I'm a bit chastened to admit this but the fact of the matter is that I used to read more about the history of the American Labor Movement when I was back in Britain than I do now that I live in the States.
It wasn't so much that I was doing the 'revolutionary tourism' bit, but more a matter of being able to score some excellent books secondhand on the subject that would be now beyond my financial reach. The Encyclopedia of the American Left or Louis Adamic's 'Dynamite' or Joyce Kornbluth's 'Rebel Voices' or any of Eric Foner's volumes of labor history are must haves to have on your shelf. Such books are just not as readily available second-hand as they once were. Not sure if the internet is to blame or maybe there is a new generation of radicals who are less inclined to pass their books on. I hope it's the latter.
The gaps in my knowledge of American Labor have to be filled in somehow, and local cable tv is as good a place to start as any.
This morning's New York 1's carried the wee nugget that on this day in history in 1970 100,000 construction workers (and others) marched down Wall Street to show their support for Nixon's war policy in both Vietnam and Cambodia. Led by the President of the Building and Construction Trades Council of New York, Peter Brennan, the march was to show both the respectable face of blue collar America and its social patriotism in light of the 'Hard Hat Riots' that had taken place in New York City twelve days before.
On May 8th a couple of hundred construction workers had run rampant against anti-war demonstators who were protesting about the murder of the four students at Kent State University four days previously and, as the New York Times article already linked to states, their violence was savage, indiscriminate, and made the actions of a minority of R*ngers supporters in Manchester last week look like a Teddy Bears picnic by comparison.

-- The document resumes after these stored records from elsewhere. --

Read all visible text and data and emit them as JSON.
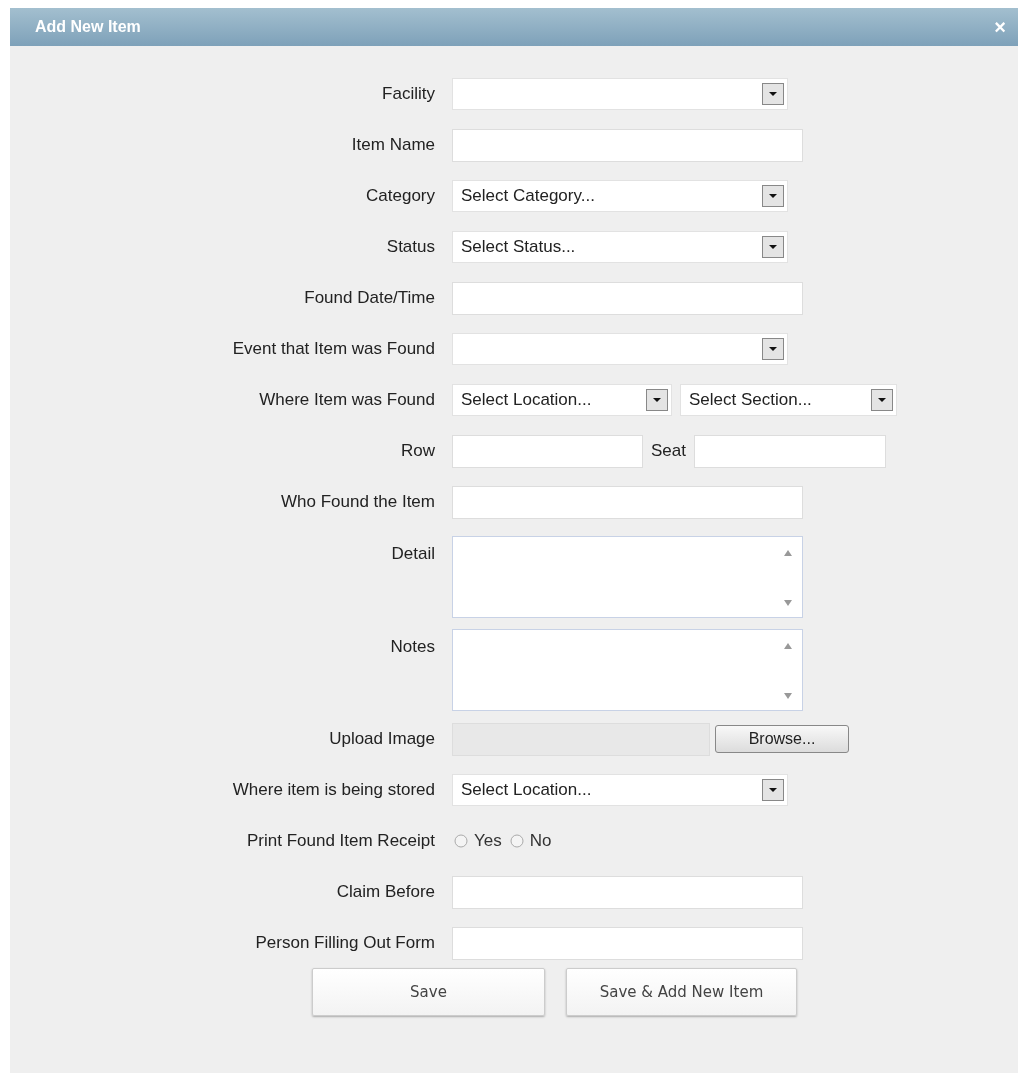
{
  "dialog": {
    "title": "Add New Item",
    "close": "×"
  },
  "fields": [
    {
      "kind": "select",
      "label": "Facility"
    },
    {
      "kind": "text",
      "label": "Item Name"
    },
    {
      "kind": "select",
      "label": "Category",
      "value": "Select Category..."
    },
    {
      "kind": "select",
      "label": "Status",
      "value": "Select Status..."
    },
    {
      "kind": "text",
      "label": "Found Date/Time"
    },
    {
      "kind": "select",
      "label": "Event that Item was Found"
    },
    {
      "kind": "select_pair",
      "label": "Where Item was Found",
      "values": [
        "Select Location...",
        "Select Section..."
      ]
    },
    {
      "kind": "row_seat",
      "label": "Row",
      "second_label": "Seat"
    },
    {
      "kind": "text",
      "label": "Who Found the Item"
    },
    {
      "kind": "textarea",
      "label": "Detail"
    },
    {
      "kind": "textarea",
      "label": "Notes"
    },
    {
      "kind": "file",
      "label": "Upload Image",
      "button": "Browse..."
    },
    {
      "kind": "select",
      "label": "Where item is being stored",
      "value": "Select Location..."
    },
    {
      "kind": "radio",
      "label": "Print Found Item Receipt",
      "options": [
        {
          "label": "Yes",
          "selected": false
        },
        {
          "label": "No",
          "selected": false
        }
      ]
    },
    {
      "kind": "text",
      "label": "Claim Before"
    },
    {
      "kind": "text",
      "label": "Person Filling Out Form"
    }
  ],
  "buttons": [
    "Save",
    "Save & Add New Item"
  ]
}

I did write a "wee nugget" when initially making reference to this shameful episode in American Labor history, and I meant it despite the fact that it doesn't reflect too cleverly on the 'noble worker'. Mob violence is mob violence whoever is meting it out and I do think it's necessary to get some sense of the whole picture of the US Labor Movement. It was (and is) exceptionally grubby in places and its unsavoury nature doesn't begin and end with 'On The Waterfront' or the likes of Gompers and Meany.